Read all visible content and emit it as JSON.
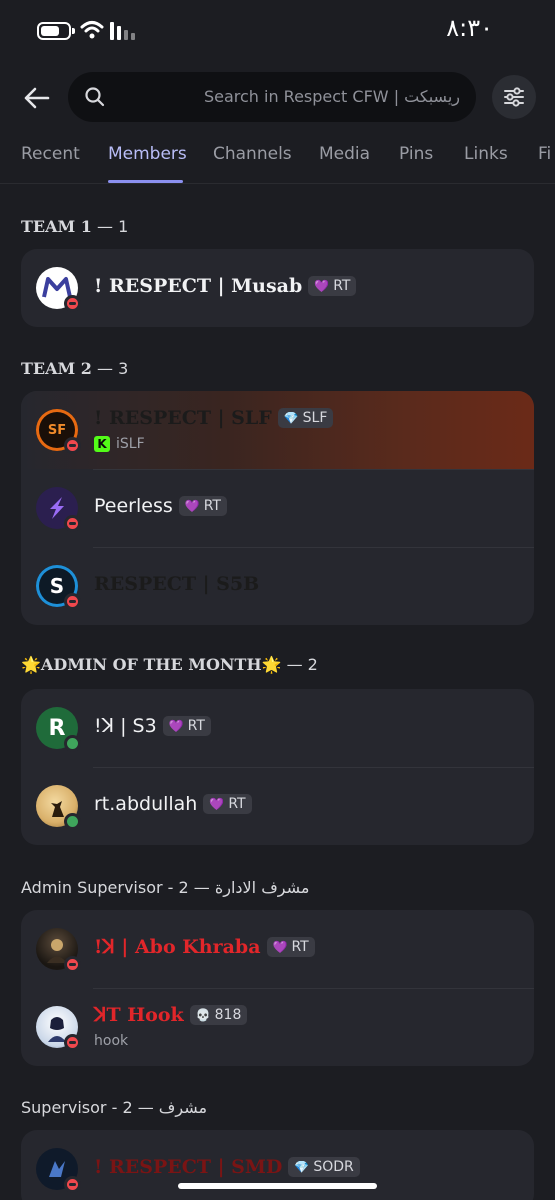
{
  "status_bar": {
    "time": "٨:٣٠"
  },
  "search": {
    "placeholder": "Search in Respect CFW | ريسبكت"
  },
  "tabs": [
    "Recent",
    "Members",
    "Channels",
    "Media",
    "Pins",
    "Links",
    "Fi"
  ],
  "active_tab": "Members",
  "sections": [
    {
      "title": "TEAM 1",
      "count": " — 1",
      "members": [
        {
          "name": "! RESPECT | Musab",
          "tag": "RT",
          "tag_icon": "purple-heart",
          "status": "dnd"
        }
      ]
    },
    {
      "title": "TEAM 2",
      "count": " — 3",
      "members": [
        {
          "name": "! RESPECT | SLF",
          "tag": "SLF",
          "tag_icon": "orange-gem",
          "sub": "iSLF",
          "status": "dnd"
        },
        {
          "name": "Peerless",
          "tag": "RT",
          "tag_icon": "purple-heart",
          "status": "dnd"
        },
        {
          "name": "RESPECT | S5B",
          "status": "dnd"
        }
      ]
    },
    {
      "title": "🌟ADMIN OF THE MONTH🌟",
      "count": " — 2",
      "members": [
        {
          "name": "!ꓘ | S3",
          "tag": "RT",
          "tag_icon": "purple-heart",
          "status": "online"
        },
        {
          "name": "rt.abdullah",
          "tag": "RT",
          "tag_icon": "purple-heart",
          "status": "online"
        }
      ]
    },
    {
      "title": "Admin Supervisor - 2",
      "count": " — مشرف الادارة",
      "members": [
        {
          "name": "!ꓘ | Abo Khraba",
          "tag": "RT",
          "tag_icon": "purple-heart",
          "status": "dnd"
        },
        {
          "name": "ꓘT Hook",
          "tag": "818",
          "tag_icon": "skull",
          "sub": "hook",
          "status": "dnd"
        }
      ]
    },
    {
      "title": "Supervisor - 2",
      "count": " — مشرف",
      "members": [
        {
          "name": "! RESPECT | SMD",
          "tag": "SODR",
          "tag_icon": "blue-gem",
          "status": "dnd"
        }
      ]
    }
  ],
  "colors": {
    "accent": "#8b90f0",
    "dnd": "#f0484d",
    "online": "#3fa55c",
    "background": "#1c1d22",
    "card": "#26272e"
  }
}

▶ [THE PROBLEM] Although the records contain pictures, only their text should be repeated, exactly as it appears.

▶ [EXERCISE SOLUTION]
Read all visible content and emit it as JSON.
{
  "status_bar": {
    "time": "٨:٣٠"
  },
  "search": {
    "placeholder": "Search in Respect CFW | ريسبكت"
  },
  "tabs": [
    "Recent",
    "Members",
    "Channels",
    "Media",
    "Pins",
    "Links",
    "Fi"
  ],
  "active_tab": "Members",
  "sections": [
    {
      "title": "TEAM 1",
      "count": " — 1",
      "members": [
        {
          "name": "! RESPECT | Musab",
          "tag": "RT",
          "tag_icon": "purple-heart",
          "status": "dnd"
        }
      ]
    },
    {
      "title": "TEAM 2",
      "count": " — 3",
      "members": [
        {
          "name": "! RESPECT | SLF",
          "tag": "SLF",
          "tag_icon": "orange-gem",
          "sub": "iSLF",
          "status": "dnd"
        },
        {
          "name": "Peerless",
          "tag": "RT",
          "tag_icon": "purple-heart",
          "status": "dnd"
        },
        {
          "name": "RESPECT | S5B",
          "status": "dnd"
        }
      ]
    },
    {
      "title": "🌟ADMIN OF THE MONTH🌟",
      "count": " — 2",
      "members": [
        {
          "name": "!ꓘ | S3",
          "tag": "RT",
          "tag_icon": "purple-heart",
          "status": "online"
        },
        {
          "name": "rt.abdullah",
          "tag": "RT",
          "tag_icon": "purple-heart",
          "status": "online"
        }
      ]
    },
    {
      "title": "Admin Supervisor - 2",
      "count": " — مشرف الادارة",
      "members": [
        {
          "name": "!ꓘ | Abo Khraba",
          "tag": "RT",
          "tag_icon": "purple-heart",
          "status": "dnd"
        },
        {
          "name": "ꓘT Hook",
          "tag": "818",
          "tag_icon": "skull",
          "sub": "hook",
          "status": "dnd"
        }
      ]
    },
    {
      "title": "Supervisor - 2",
      "count": " — مشرف",
      "members": [
        {
          "name": "! RESPECT | SMD",
          "tag": "SODR",
          "tag_icon": "blue-gem",
          "status": "dnd"
        }
      ]
    }
  ],
  "colors": {
    "accent": "#8b90f0",
    "dnd": "#f0484d",
    "online": "#3fa55c",
    "background": "#1c1d22",
    "card": "#26272e"
  }
}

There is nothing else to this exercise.